Left-handed pitcher Brett Anderson has decided to accept the one-year, $15.8 million qualifying offer from the Los Angeles Dodgers, according to Buster Olney of ESPN.
"Here's to being back in Dodger Blue for at least another year." - @BrettAnderson35
Earlier on Friday, Anderson was the only player who did not make a choice on accepting or declining, while post players already had a strong idea of their choice, as Ken Rosenthal of FOX Sports noted.
Obviously, Anderson took his time and made the choice to join Colby Rasmus of the Houston Astros and Matt Wieters of the Baltimore Orioles as players to accept the qualifying offer this offseason.
After spending the first five seasons with the Oakland Athletics (2009-2013) and one season with the Colorado Rockies (2014), Anderson spent his first season in Los Angeles. He was drafted by the Arizona Diamondbacks in the second round of the 2006 MLB Draft.
With the Dodgers, Anderson went 10-9 with a 3.69 ERA over 31 starts. He missed the 200.0 inning mark by 19.2 innings pitched, which is not bad considering it is the most innings pitched of his entire career. Over Anderson's seven-year career, he is 37-41 with a 3.72 ERA over 674.1 innings pitched.
After three straight offseasons of no player accepting a qualifying offer, Anderson made his mark as the third to accept this offseason.
Anderson will look to make his first All-Star team in 2016 with the Dodgers. He will be surrounded by Clayton Kershaw and possibly another tier-one ace on the staff next season. The Dodgers could bring back Zack Grienke or go after Johnny Cueto, Yovani Gallardo, David Price, Jordan Zimmermann or even Doug Fister.
The lefty will be in the starting rotation regardless of who the Dodgers get this offseason.
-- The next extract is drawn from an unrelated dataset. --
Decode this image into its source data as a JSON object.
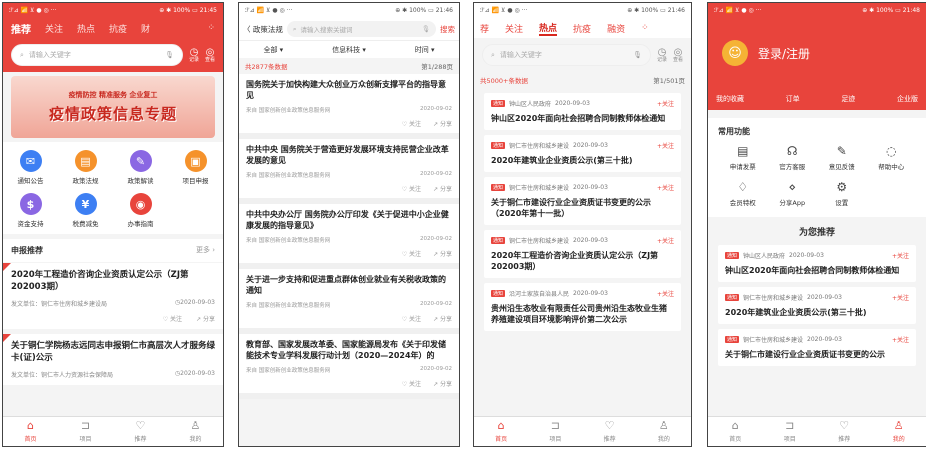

When he is 100 percent healthy, Anderson is dominant. If not perfectly healthy, he really struggles.